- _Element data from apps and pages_

= Beginning of Section =

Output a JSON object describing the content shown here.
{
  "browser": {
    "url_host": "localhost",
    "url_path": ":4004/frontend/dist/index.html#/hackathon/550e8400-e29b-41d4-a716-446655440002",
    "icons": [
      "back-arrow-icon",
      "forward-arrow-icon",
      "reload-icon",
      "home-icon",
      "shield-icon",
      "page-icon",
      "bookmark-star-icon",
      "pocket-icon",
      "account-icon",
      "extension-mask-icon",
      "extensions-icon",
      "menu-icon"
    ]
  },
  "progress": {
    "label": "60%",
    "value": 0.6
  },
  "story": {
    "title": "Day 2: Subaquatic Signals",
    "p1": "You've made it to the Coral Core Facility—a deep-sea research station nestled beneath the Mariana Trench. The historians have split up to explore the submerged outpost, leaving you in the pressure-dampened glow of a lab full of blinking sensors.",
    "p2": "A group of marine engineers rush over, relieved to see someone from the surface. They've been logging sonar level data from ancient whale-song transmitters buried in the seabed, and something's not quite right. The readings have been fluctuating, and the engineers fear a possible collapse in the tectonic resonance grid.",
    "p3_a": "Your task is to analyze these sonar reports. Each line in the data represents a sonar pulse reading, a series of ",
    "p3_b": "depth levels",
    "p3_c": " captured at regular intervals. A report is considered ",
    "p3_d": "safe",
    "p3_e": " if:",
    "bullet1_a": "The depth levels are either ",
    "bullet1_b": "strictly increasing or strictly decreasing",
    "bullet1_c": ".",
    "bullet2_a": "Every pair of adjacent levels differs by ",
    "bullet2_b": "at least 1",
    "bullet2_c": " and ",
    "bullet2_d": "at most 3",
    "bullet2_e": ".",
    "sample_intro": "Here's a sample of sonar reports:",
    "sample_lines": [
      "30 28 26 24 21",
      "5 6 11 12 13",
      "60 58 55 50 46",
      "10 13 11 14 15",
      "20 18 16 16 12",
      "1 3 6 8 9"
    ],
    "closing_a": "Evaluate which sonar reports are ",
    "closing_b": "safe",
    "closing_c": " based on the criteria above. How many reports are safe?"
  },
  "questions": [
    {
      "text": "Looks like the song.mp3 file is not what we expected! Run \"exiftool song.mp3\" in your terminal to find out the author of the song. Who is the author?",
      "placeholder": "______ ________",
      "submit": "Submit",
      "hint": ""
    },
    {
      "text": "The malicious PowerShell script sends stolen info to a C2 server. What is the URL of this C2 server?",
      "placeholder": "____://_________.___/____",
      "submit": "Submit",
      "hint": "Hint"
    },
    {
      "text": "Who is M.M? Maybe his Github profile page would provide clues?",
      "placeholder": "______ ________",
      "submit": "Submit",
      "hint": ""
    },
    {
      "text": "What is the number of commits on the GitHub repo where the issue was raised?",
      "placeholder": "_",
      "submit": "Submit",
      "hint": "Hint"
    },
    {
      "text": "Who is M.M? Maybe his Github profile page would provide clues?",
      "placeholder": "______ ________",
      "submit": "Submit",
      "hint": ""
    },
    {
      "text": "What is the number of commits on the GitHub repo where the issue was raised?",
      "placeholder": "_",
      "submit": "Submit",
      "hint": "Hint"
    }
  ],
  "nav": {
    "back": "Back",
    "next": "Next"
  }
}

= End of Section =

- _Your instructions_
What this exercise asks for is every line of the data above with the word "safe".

- _Completed task_
    "p3_d": "safe",
    "closing_b": "safe",
    "closing_c": " based on the criteria above. How many reports are safe?"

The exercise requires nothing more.